Your goal
Sort through the data and copy the lines holding the word "JSON".

[App and web page records]
*** Block opens ***
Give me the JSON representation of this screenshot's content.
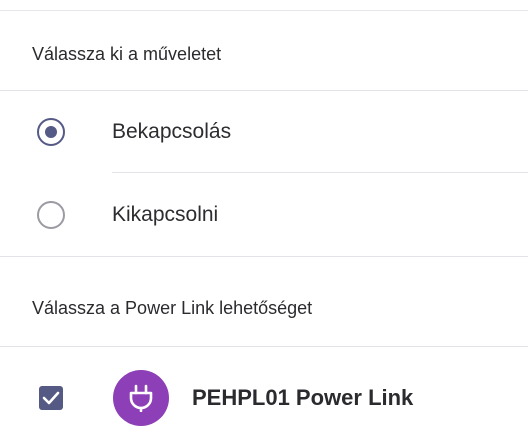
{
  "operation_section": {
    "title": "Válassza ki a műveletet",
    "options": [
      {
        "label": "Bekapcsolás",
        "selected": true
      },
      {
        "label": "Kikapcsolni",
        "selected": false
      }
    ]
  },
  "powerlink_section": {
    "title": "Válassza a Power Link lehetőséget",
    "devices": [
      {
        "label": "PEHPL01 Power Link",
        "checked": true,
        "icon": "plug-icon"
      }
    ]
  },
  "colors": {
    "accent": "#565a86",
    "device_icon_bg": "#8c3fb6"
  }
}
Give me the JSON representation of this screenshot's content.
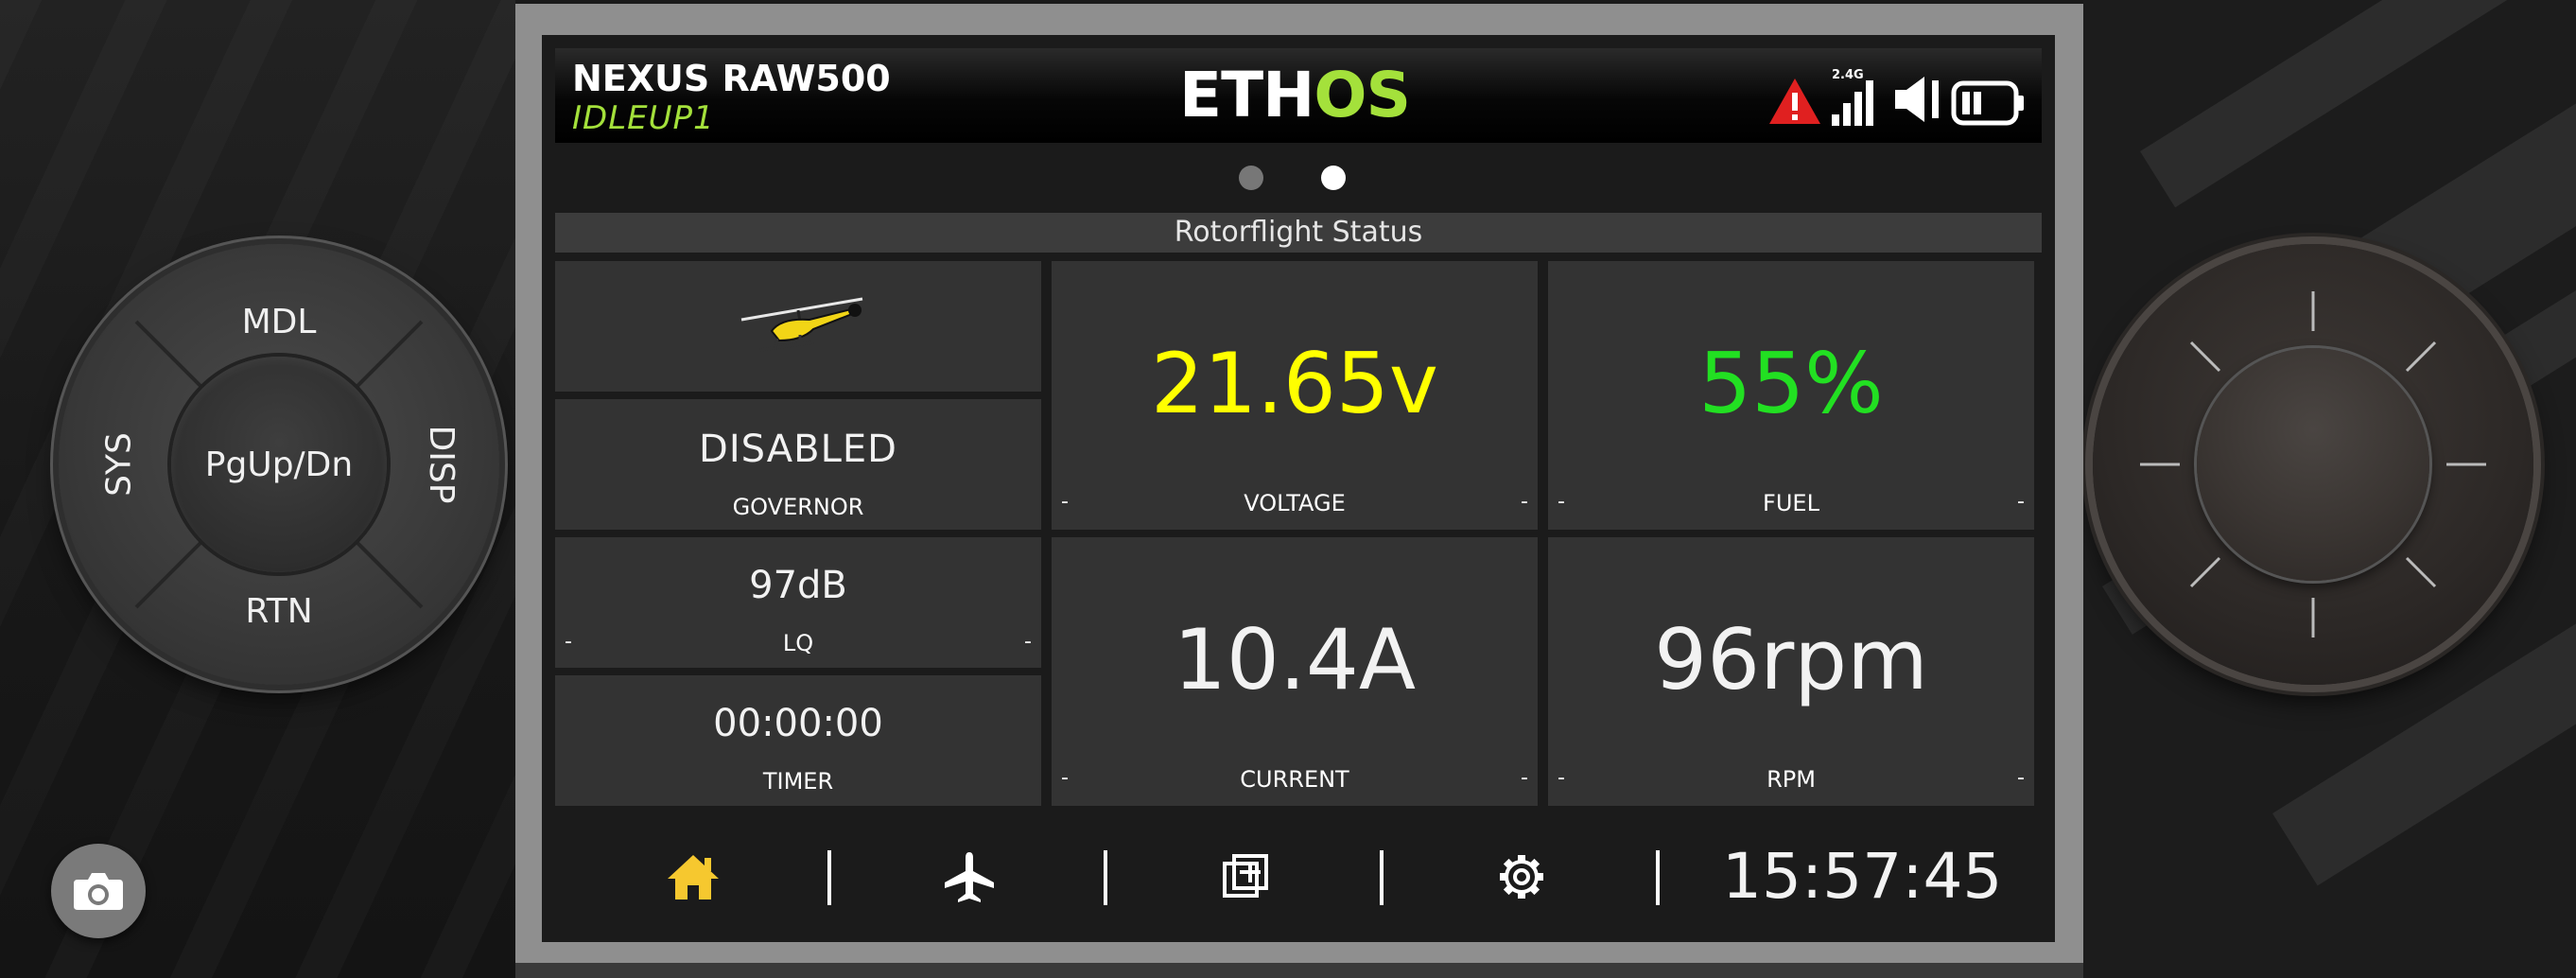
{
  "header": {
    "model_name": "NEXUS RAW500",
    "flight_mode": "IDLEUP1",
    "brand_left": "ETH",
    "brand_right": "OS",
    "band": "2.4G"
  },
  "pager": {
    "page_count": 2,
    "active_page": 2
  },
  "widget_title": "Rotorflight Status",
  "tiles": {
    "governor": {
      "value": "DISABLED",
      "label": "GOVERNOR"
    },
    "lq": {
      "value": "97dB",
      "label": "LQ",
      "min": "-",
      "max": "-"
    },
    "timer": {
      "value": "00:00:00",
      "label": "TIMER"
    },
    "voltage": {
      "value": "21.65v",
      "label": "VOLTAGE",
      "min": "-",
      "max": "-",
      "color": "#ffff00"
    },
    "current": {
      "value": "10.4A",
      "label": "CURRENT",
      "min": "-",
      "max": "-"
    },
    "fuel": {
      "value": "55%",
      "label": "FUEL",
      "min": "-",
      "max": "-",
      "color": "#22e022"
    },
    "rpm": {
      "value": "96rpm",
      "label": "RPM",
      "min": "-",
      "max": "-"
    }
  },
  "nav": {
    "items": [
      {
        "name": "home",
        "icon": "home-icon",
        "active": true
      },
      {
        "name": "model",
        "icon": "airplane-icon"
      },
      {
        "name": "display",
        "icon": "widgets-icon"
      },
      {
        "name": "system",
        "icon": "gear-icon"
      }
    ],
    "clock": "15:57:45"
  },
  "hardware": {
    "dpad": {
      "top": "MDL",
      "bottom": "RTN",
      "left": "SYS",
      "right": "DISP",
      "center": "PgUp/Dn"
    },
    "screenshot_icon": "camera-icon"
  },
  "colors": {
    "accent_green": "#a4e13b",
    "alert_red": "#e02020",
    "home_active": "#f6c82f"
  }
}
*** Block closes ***
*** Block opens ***
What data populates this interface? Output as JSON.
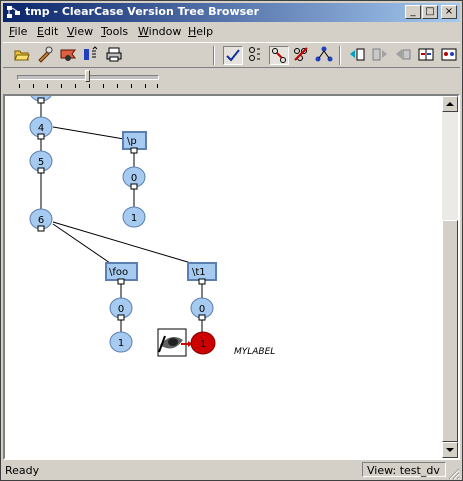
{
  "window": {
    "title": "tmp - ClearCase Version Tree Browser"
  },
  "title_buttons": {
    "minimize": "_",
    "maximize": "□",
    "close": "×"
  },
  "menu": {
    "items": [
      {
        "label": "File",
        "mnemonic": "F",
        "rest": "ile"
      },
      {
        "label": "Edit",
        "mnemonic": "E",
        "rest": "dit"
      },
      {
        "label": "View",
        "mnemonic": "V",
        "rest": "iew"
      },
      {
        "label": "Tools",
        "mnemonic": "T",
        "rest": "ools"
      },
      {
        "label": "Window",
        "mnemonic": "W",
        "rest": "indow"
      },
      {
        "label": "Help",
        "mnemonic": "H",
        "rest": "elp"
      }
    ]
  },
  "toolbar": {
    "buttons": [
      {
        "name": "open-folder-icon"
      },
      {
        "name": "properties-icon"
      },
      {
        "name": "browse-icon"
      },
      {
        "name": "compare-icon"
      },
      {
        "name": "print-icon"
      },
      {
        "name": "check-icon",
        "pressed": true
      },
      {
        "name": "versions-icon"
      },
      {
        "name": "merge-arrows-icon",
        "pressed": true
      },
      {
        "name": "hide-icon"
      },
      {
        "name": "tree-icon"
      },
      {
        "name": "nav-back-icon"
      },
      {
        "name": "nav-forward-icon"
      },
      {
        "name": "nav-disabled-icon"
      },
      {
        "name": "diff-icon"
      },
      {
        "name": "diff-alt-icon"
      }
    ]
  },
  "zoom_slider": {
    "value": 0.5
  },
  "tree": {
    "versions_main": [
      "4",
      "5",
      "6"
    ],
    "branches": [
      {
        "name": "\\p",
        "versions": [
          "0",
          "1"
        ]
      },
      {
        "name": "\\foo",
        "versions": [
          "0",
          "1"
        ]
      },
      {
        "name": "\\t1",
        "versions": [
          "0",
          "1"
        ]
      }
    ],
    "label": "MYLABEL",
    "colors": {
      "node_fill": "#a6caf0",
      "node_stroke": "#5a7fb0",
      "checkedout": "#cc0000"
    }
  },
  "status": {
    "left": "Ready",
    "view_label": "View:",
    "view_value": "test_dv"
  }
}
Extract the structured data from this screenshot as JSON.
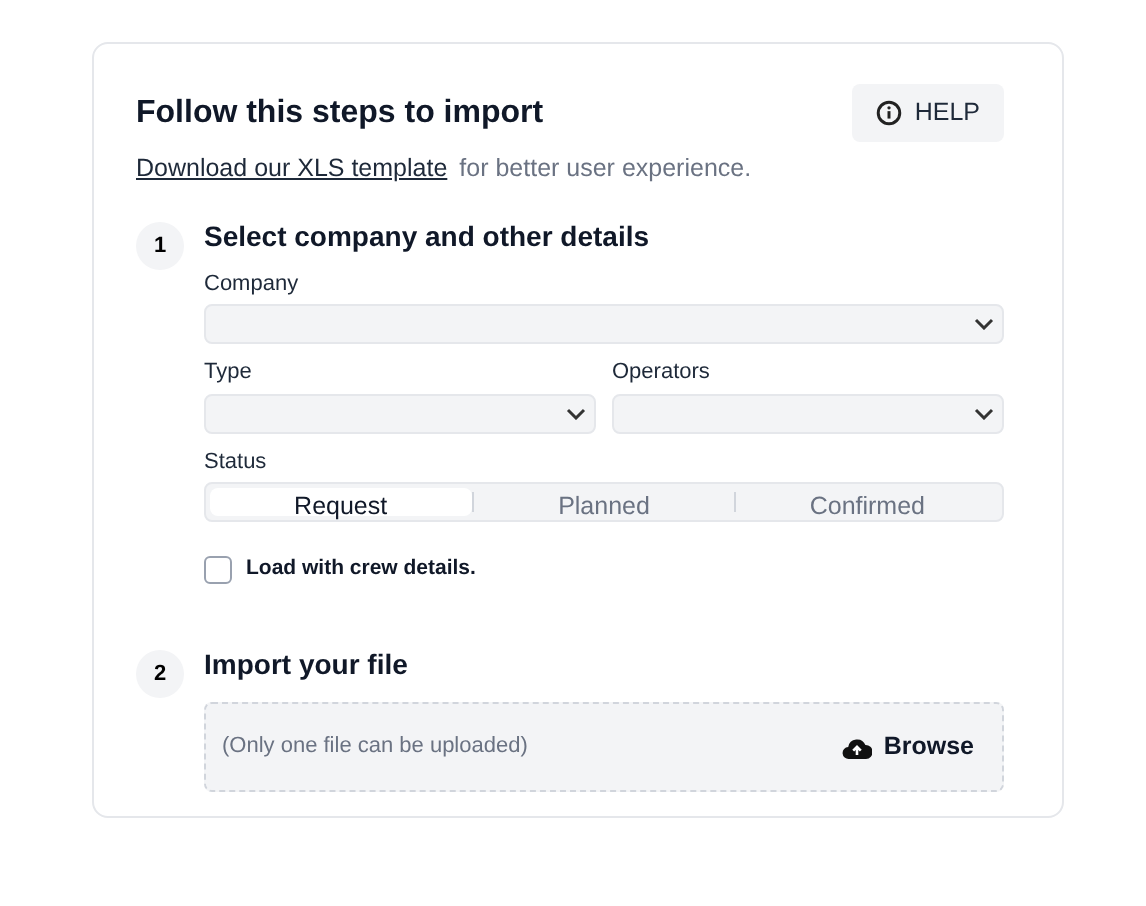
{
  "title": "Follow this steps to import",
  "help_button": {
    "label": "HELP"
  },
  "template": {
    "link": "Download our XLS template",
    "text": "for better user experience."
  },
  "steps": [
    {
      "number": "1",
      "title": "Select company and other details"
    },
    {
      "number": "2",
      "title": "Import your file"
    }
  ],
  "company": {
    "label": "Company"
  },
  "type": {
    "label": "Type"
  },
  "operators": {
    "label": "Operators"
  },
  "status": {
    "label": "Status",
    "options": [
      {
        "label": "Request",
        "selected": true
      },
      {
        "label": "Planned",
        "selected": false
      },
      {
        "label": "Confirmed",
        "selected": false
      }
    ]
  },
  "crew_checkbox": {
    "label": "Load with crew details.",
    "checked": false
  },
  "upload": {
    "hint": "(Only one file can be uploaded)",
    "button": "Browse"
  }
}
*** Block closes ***
Finished task
Give me the JSON representation of this screenshot's content.
Give me the JSON representation of this screenshot's content.
What data populates this interface? Output as JSON.
Extract the structured data from this screenshot as JSON.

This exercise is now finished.